drive fitting doesn't come much easier than this.
Simply remove a couple of drive rails and fit them
on either side of your drive than slide it into place.
I say "fit", but in actual fact the rails
just push into place. The silver bits that look like
screws are actually just knurled pins which push into
the screw holes in the side of your hard drive. The
rails are also slightly bowed so as to apply a little
pressure to the sides of the drive as you slide it
have liked to see the addition of thin rubber or foam
washer on each of the pins to help isolate them and
make for an extra-snug fit but so far it's worked
perfectly well just as it is so I can't complain too
would imagine that even in drives where the holes
have been opened up by using wrong sized screws, there's
still enough pressure from the rails to hold them
securely place without vibration.
side panel fans fix using regular fan screws but the
two rear fans come with the now familiar screwless
fan cradles.
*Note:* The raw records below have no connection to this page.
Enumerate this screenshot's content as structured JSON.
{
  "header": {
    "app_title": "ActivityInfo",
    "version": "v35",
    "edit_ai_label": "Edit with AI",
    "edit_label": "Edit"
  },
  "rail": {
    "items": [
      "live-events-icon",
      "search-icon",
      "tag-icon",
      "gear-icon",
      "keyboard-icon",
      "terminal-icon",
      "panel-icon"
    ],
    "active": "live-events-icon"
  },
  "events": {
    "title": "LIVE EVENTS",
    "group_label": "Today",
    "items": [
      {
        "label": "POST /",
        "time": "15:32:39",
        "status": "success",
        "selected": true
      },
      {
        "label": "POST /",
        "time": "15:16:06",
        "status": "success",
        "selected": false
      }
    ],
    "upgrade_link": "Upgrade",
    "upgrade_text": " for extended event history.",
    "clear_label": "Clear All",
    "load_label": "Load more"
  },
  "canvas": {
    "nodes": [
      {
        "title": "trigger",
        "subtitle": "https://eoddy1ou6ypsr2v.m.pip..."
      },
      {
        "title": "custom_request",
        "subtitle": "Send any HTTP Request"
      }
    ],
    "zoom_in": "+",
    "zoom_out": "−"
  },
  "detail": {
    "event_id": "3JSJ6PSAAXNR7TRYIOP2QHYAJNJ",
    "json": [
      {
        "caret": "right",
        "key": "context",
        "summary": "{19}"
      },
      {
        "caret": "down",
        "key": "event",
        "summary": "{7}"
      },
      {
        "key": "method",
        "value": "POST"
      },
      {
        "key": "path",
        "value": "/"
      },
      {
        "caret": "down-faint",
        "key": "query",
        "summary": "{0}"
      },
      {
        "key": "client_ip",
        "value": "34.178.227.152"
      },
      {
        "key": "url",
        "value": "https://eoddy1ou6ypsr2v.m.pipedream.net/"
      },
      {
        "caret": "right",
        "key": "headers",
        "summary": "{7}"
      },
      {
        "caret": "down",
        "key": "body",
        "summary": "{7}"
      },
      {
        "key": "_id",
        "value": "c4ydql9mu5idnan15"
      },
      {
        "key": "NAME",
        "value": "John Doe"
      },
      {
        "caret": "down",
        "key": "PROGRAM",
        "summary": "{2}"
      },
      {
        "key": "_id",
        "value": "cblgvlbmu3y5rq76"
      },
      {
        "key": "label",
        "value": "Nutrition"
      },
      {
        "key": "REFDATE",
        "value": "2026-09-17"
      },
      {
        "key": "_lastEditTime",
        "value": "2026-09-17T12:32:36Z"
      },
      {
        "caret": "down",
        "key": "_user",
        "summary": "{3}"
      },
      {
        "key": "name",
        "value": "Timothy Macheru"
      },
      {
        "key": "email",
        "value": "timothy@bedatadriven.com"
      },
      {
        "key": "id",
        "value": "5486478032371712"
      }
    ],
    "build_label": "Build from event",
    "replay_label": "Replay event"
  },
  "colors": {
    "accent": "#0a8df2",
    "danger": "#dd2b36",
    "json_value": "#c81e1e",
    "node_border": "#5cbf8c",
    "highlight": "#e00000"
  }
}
This not only makes fitting quick and
easy, it also means no obstructive cages or brackets
to spoil airflow.
front USB, IEEE and audio connectors terminate with
regular motherboard connectors. You'll either love
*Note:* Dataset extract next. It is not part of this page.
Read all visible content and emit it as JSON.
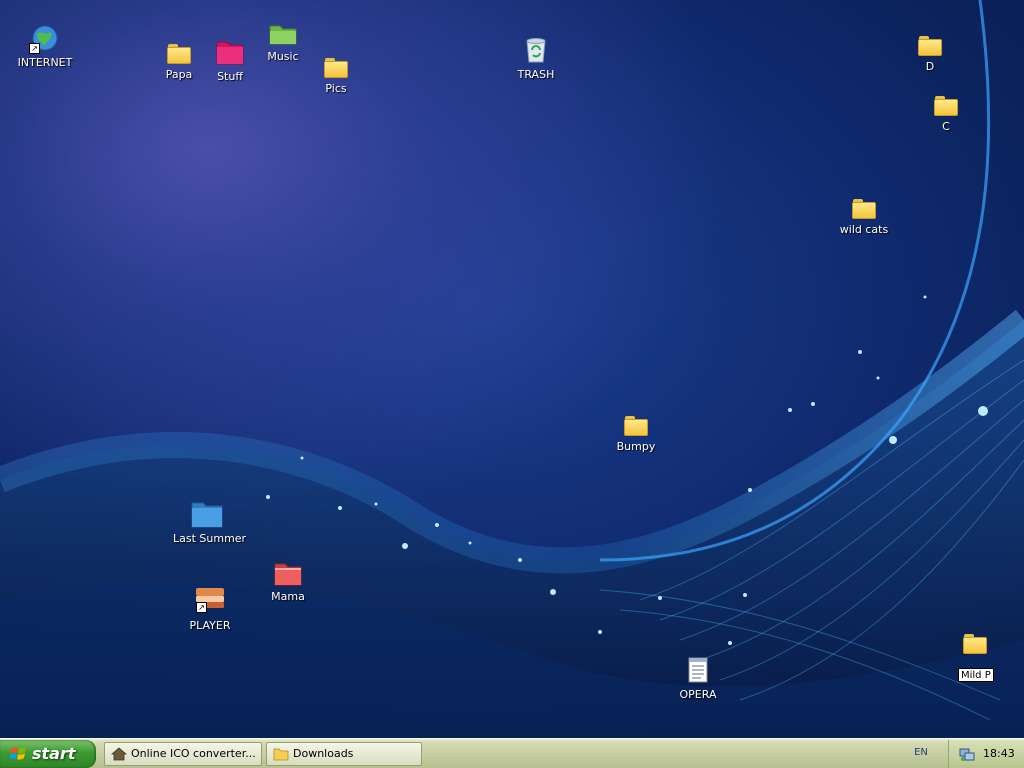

or hate this idea depending on whether the regular
connector fits your motherboard. I'm sure most enthusiasts
would prefer the individual connectors which can be
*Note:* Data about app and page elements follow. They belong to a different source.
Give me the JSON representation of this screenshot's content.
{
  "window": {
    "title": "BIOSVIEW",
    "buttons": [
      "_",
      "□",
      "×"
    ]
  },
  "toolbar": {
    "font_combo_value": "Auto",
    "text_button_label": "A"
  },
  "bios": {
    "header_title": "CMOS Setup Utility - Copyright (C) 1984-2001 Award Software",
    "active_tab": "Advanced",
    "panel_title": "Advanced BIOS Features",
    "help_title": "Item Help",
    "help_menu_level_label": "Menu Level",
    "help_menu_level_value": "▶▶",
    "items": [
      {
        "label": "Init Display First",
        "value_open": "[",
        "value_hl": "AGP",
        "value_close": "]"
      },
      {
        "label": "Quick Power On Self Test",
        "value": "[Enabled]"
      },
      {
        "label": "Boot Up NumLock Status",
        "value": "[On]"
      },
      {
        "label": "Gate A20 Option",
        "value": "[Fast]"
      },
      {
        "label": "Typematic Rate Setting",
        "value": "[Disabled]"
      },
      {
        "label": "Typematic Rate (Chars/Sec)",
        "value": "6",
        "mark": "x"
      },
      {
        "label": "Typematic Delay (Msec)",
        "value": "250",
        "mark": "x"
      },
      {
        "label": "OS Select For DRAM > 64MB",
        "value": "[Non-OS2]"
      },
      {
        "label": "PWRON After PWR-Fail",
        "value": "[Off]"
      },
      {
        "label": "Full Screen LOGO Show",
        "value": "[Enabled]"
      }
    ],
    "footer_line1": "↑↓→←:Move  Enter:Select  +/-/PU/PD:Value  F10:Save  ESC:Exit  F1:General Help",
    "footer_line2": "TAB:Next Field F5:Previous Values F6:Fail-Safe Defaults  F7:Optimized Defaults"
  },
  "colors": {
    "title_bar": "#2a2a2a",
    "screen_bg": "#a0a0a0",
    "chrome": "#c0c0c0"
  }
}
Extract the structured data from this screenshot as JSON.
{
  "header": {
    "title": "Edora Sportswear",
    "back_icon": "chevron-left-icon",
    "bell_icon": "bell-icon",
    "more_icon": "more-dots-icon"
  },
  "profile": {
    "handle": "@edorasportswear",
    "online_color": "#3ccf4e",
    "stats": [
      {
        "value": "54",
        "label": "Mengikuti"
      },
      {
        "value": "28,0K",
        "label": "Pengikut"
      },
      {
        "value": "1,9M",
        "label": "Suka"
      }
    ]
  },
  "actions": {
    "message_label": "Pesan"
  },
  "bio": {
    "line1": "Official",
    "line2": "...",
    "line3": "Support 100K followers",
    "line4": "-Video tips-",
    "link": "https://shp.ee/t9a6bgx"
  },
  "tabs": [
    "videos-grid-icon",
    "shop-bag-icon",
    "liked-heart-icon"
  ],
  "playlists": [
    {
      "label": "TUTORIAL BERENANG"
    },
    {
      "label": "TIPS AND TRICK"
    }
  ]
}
so off-putting for less experiences users so I guess
there's no right or wrong here.
last but by no means least, all the screws and motherboard
stand-offs are supplied along with a couple of sets
of keys and a ferrite ring.
Keys and Ferrite Ring
3DVelocity 'Dual Conclusions Concept' Explained: After
discussing this concept with users as well as companies
and vendors we work with, 3DVelocity have decided
that where necessary we shall aim to introduce our
'Dual Conclusions Concept' to sum up our thoughts
and impressions on the hardware we review. As the
needs of the more experienced users and enthusiasts
have increased, it has become more difficult to factor
in all the aspects that such a user would find important,
while also being fair to products that may lack these
high end "bonus" capabilities but which
still represent a very good buy for the more traditional
and more prevalent mainstream user. The two catergories
we've used are:
Mainstream User ~ The mainstream user is likely
to put price, stock performance, value for money,
reliability and/or warranty terms ahead of the need
for hardware that operates beyond its design specifications.
The mainstream user may be a PC novice or may be an
experienced user, however their needs are clearly
very different to those of the enthusiast, in that
they want to buy products that operate efficiently
and reliably within their advertised parameters.
Enthusiast ~ The enthusiast cares about all
the things that the mainstream user cares about but
is more likely to accept a weakness in one or more
of these things in exchange for some measure of performance
or functionality beyond its design brief. For example,
a high priced motherboard may be tolerated in exchange
for unusually high levels of overclocking ability
or alternatively an unusually large heat sink with
a very poor fixing mechanism may be considered acceptable
if it offers significantly superior cooling in return.
Mainstream User ~
have a knack for turning out solid. easy to use cases
and the BX-03 series is no exception. It's not as
bomb-proof in its construction as some cases on the
market but it kind of compensates for this in its
ease of use.
are a few niggles that need to be addressed, like
for example the semi-redundant front air filter mesh
or the very low placement of the front USB, audio
and FireWire connectors, but they're more inconveniences
than deal breakers.
lack of any kind of instructions is a minus for the
inexperienced users but it's quite difficult to go
a total package, the BX-03 is a slick, innovative
case that will impress your peers without you ever
needing to break out the tool box. Add an LED fan
and a couple of UV or CCFL tubes and your mates will
think you've been modding PCs for years.
size is just about perfect for most users, the look
is simple yet stylish for the most part and it's a
pleasure to work with.
lots to like in the BX range of cases including room
for six hard drives and lots of airflow, albeit unfiltered
airflow for the most part. Some will moan at the lack
of a removable motherboard tray but in a case this
roomy I see it as a moot point.
good looks, good rather than spectacular build quality
and an element of mod-ability, this a great choice
for the more experienced user. A blue LED always adds
to the appeal (case makers take note) as does the
easy-build nature and reasonable price tag.
fans in cases should by now be the de-facto standard
and I think Chieftec missed their chance to score
big by adding one to this style of case.
in 1mm steel the BX's are also heavy so you better
bulk up if you plan lugging one around the LAN party
things considered though it's a great case with a
lot of options and a lot of potential and all without
breaking the bank. Another Chieftec winner!